Long-term effects of psychological treatment of tinnitus.
Scand Audiol. 1987;16(3):167-72.
Kau RJ, et al.
Effectiveness of hyperbaric oxygen therapy in patients with acute and chronic cochlear disorders.
ORL J Otorhinolaryngol Relat Spec. 1997 Mar-Apr;59(2):79-83.
Roeser RJ, et al.
Clinical experience with tinnitus maskers.
Ear Hear. 1980 Mar-Apr;1(2):63-8.
Treatment of severe tinnitus with biofeedback training.
Laryngoscope. 1978 Mar;88(3):406-12.
AJ, et al.
Evaluation of a tinnitus masking program: a follow-up study of 598 patients.
Ear Hear. 1980 Mar-Apr;1(2):71-4.
Marion MS, et al.
Mayo Clin Proc. 1991 Jun;66(6):614-20. Review.
This most often involves the frontal or maxillary sinuses and the pressure differential usually causes the lining of the sinuses to become swollen and bleeding can ensue.
is a common event with diving and can be caused by negative pressure
the mask or from pressure change after ascent. Dull aching is present
treatment is directed at the use of nasal decingestants and symptomatic
pain relief. Antibiotics are also used to treat infection.
Goldmann reported a case of sinus barotrauma presenting as air in the subdural space. (JAMA. 255:3154-3156, 1986.) There is really no difference between the damage and pain with descent or ascent.

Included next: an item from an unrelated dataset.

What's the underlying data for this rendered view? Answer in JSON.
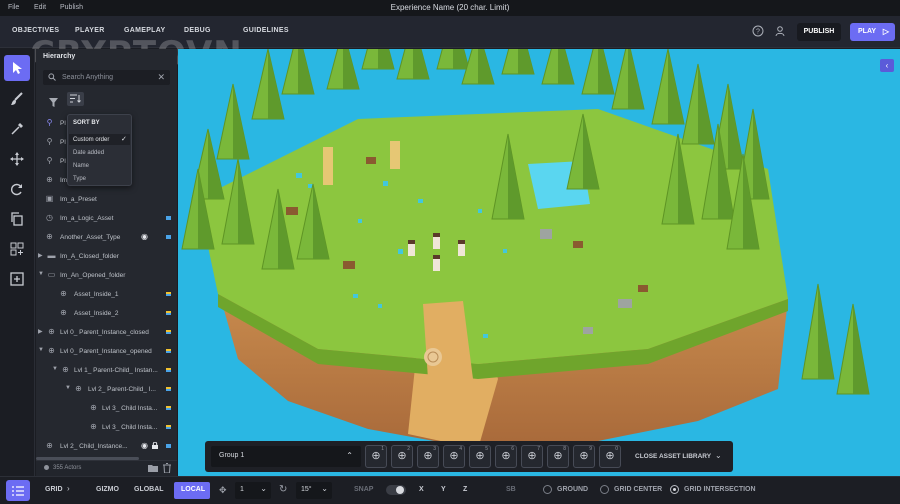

It occurs in both flyers and divers and the pathophysiology is the same--the inability to equilibrate the air pressure as it changes, up and down.
All of this depends mainly on the function of the mucosa of the nose and sinuses. Some people secrete large quantities of mucus in response to allergy. Others have a definite correctible problem, such as nasal septal deviation, polyps or tumors, resulting in blockage of the ostia (openings) of the sinuses.
The frontal sinuses are the most frequently involved, probably because the nasofrontal duct is longer and more tortuous. The damage that is done by the pressure change leads to a series of changes within the sinuses consisting of air absorption, decreased pressure in the sinus; swelling, engorgement, inflammation and fluid collection in the sinus cavity. This decrease becomes greater with descent (as with flying) the changes become greater, more painful and often associated with bleeding into the sinus cavity. On ascent, there is one-way valve blockage of the ostia, resulting in more barotrauma. The next step after all this is usually infection, which increases the blockage by causing it's own swelling and purulent discharge.
Common causes of all this include, allergy; chronic irritation, such as smoking, diesel fumes, chemicals, prolonged use of nose drops or nasal sprays; mechanical blockage; vasomotor problems from chronic tension, stress or anxiety.
It should be
what should be a very simple problem can be stubbornly difficult to
Ernest Campbell, MD, FACS All Rights Reserved.